[Problem statement]: Each record should be reproduced exactly.

── Extracted data

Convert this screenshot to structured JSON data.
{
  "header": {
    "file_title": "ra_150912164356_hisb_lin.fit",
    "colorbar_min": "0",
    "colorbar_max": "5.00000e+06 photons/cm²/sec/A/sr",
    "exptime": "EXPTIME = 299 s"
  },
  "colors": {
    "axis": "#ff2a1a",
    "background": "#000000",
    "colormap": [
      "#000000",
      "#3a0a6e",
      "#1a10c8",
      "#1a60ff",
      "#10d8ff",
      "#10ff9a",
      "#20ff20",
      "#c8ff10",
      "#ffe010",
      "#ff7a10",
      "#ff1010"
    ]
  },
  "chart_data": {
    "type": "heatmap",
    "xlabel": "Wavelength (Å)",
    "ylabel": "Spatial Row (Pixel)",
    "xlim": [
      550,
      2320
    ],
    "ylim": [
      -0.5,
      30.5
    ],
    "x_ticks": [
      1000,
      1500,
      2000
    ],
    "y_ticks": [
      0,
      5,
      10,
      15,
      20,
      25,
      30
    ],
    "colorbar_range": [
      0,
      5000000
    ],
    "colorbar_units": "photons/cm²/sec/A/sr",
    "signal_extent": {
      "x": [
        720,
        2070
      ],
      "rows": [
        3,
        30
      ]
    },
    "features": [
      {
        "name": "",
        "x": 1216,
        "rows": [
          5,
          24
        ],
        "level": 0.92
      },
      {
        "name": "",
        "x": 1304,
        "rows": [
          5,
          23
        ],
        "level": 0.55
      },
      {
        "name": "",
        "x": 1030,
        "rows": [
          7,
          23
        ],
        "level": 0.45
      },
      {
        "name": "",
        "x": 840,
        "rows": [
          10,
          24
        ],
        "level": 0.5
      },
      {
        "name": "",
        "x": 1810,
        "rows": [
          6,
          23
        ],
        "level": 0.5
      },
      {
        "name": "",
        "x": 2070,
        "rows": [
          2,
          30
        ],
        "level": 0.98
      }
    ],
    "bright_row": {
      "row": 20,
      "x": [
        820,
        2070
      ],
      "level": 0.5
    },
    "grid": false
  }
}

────

[Exercise response]:
Convert this screenshot to structured JSON data.
{
  "header": {
    "file_title": "ra_150912164356_hisb_lin.fit",
    "colorbar_min": "0",
    "colorbar_max": "5.00000e+06 photons/cm²/sec/A/sr",
    "exptime": "EXPTIME = 299 s"
  },
  "colors": {
    "axis": "#ff2a1a",
    "background": "#000000",
    "colormap": [
      "#000000",
      "#3a0a6e",
      "#1a10c8",
      "#1a60ff",
      "#10d8ff",
      "#10ff9a",
      "#20ff20",
      "#c8ff10",
      "#ffe010",
      "#ff7a10",
      "#ff1010"
    ]
  },
  "chart_data": {
    "type": "heatmap",
    "xlabel": "Wavelength (Å)",
    "ylabel": "Spatial Row (Pixel)",
    "xlim": [
      550,
      2320
    ],
    "ylim": [
      -0.5,
      30.5
    ],
    "x_ticks": [
      1000,
      1500,
      2000
    ],
    "y_ticks": [
      0,
      5,
      10,
      15,
      20,
      25,
      30
    ],
    "colorbar_range": [
      0,
      5000000
    ],
    "colorbar_units": "photons/cm²/sec/A/sr",
    "signal_extent": {
      "x": [
        720,
        2070
      ],
      "rows": [
        3,
        30
      ]
    },
    "features": [
      {
        "name": "",
        "x": 1216,
        "rows": [
          5,
          24
        ],
        "level": 0.92
      },
      {
        "name": "",
        "x": 1304,
        "rows": [
          5,
          23
        ],
        "level": 0.55
      },
      {
        "name": "",
        "x": 1030,
        "rows": [
          7,
          23
        ],
        "level": 0.45
      },
      {
        "name": "",
        "x": 840,
        "rows": [
          10,
          24
        ],
        "level": 0.5
      },
      {
        "name": "",
        "x": 1810,
        "rows": [
          6,
          23
        ],
        "level": 0.5
      },
      {
        "name": "",
        "x": 2070,
        "rows": [
          2,
          30
        ],
        "level": 0.98
      }
    ],
    "bright_row": {
      "row": 20,
      "x": [
        820,
        2070
      ],
      "level": 0.5
    },
    "grid": false
  }
}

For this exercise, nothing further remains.